Captain William Duncan and Frederick arrived at Port Jackson on 18 June 1814, from Bengal, carrying merchandise. She left 22 July to return to Bengal.[4]

Captain John Williams and Frederick arrived at Port Jackson from Bengal on 27 April 1815, with merchandise. She left for Calcutta on 11 June.[4]

Captain Williams and Frederick again arrived at Port Jackson on 23 June 1816 from Bengal, with merchandise. She left for Calcutta on 1 August.[4]


Frederick was under the command of Captain John Williams when she left Hobart, Tasmania on 27 June 1818 bound for Mauritius. She was carrying sheep and cattle but these died from heat at the Percy Isles off the east coast of Queensland. Williams ordered the crew to collect spars to take to Mauritius instead and it was at this time that the ship was wrecked at Cape Flinders in August.

Two boats were launched and shortly after the ship broke in two. In one boat were the master, two men and two boys while the long boat carried the remaining twenty-three of the crew.

The ship Duke of Wellington, which had been travelling with Frederick for much of its journey, rescued Williams and the four other crew in his boat. The long boat was not seen again and one can only assumed that the twenty-three surviving crew drowned, or were killed by aborigines. Williams had sailed with a sixteen-year-old girl whom he had bought from her father, much to the scandal of the colonial community. The girl may have been lost when the long-boat was swamped, or may have been captured by aborigines as there were rumours later of a white woman having been seen with aborigines in the area.

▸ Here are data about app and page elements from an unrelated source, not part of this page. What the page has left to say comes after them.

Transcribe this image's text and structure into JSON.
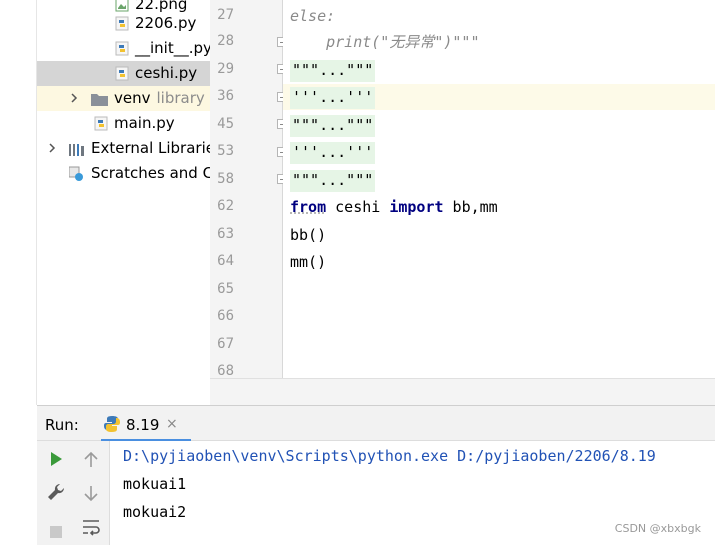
{
  "project_tree": {
    "items": [
      {
        "label": "22.png",
        "type": "image"
      },
      {
        "label": "2206.py",
        "type": "python"
      },
      {
        "label": "__init__.py",
        "type": "python"
      },
      {
        "label": "ceshi.py",
        "type": "python",
        "selected": true
      },
      {
        "label": "venv",
        "suffix": "library r",
        "type": "folder"
      },
      {
        "label": "main.py",
        "type": "python"
      },
      {
        "label": "External Librarie",
        "type": "library"
      },
      {
        "label": "Scratches and Co",
        "type": "scratch"
      }
    ]
  },
  "editor": {
    "lines": [
      {
        "no": "27",
        "text": "else:"
      },
      {
        "no": "28",
        "text": "    print(\"无异常\")\"\"\""
      },
      {
        "no": "29",
        "text": "\"\"\"...\"\"\""
      },
      {
        "no": "36",
        "text": "'''...'''"
      },
      {
        "no": "45",
        "text": "\"\"\"...\"\"\""
      },
      {
        "no": "53",
        "text": "'''...'''"
      },
      {
        "no": "58",
        "text": "\"\"\"...\"\"\""
      },
      {
        "no": "62",
        "kw1": "from",
        "mid": " ceshi ",
        "kw2": "import",
        "rest": " bb,mm"
      },
      {
        "no": "63",
        "text": "bb()"
      },
      {
        "no": "64",
        "text": "mm()"
      },
      {
        "no": "65",
        "text": ""
      },
      {
        "no": "66",
        "text": ""
      },
      {
        "no": "67",
        "text": ""
      },
      {
        "no": "68",
        "text": ""
      }
    ]
  },
  "run_panel": {
    "label": "Run:",
    "tab_name": "8.19",
    "tab_close": "×",
    "console": [
      "D:\\pyjiaoben\\venv\\Scripts\\python.exe D:/pyjiaoben/2206/8.19",
      "mokuai1",
      "mokuai2"
    ]
  },
  "icons": {
    "run": "play-icon",
    "up": "arrow-up-icon",
    "down": "arrow-down-icon",
    "wrench": "wrench-icon",
    "stop": "stop-icon",
    "wrap": "soft-wrap-icon"
  },
  "colors": {
    "keyword": "#000080",
    "comment": "#8a8a8a",
    "selected_row": "#d5d5d5",
    "current_line": "#fdfae8",
    "folded_region": "#e6f5e6",
    "console_command": "#2152b5",
    "run_green": "#3a9a3a"
  },
  "watermark": "CSDN @xbxbgk"
}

Captain Phillip Parker King of HMS Mermaid found the wreck of Frederick on 13 July 1819 while he was on a surveying expedition.[6]

Citations and references[edit]


  1. ^ a b c Historical... (1916), Vol. 7, p.761.
  2. ^ Phipps (1840), p.185.
  3. ^ "Frederick". Australian National Shipwreck Database. Retrieved 2014-12-04. 
  4. ^ a b c d "Arrival of Vessels at Port Jackson, and their Departure". Australian Town and Country Journal, Saturday 3 January 1891, p.16. Retrieved 21 August 2012. 
  5. ^ Vol. II has title: India directory, or, Directions for sailing to and from the East Indies, China, Australia, Cape of Good Hope, Brazil, and the interjacent ports... 4th ed. London, 1836
  6. ^ Australian Shipwrecks - vol 1 1622-1850, Charles Bateson, AH and AW Reed, Sydney, 1972, ISBN 0-589-07112-2 p57


  • Encyclopaedia of Australian Shipwrecks
  • Historical Records of New South Wales: Series 1 - Governors' Dispatches to and from England, January, 1809 to June, 1813. (1916). Vol. 7.
  • Phipps, John, (of the Master Attendant's Office, Calcutta), (1840) A Collection of Papers Relative to Ship Building in India ...: Also a Register Comprehending All the Ships ... Built in India to the Present Time .... (Scott).

Coordinates: 14°07′48″S 144°14′13″E / 14.13°S 144.237°E / -14.13; 144.237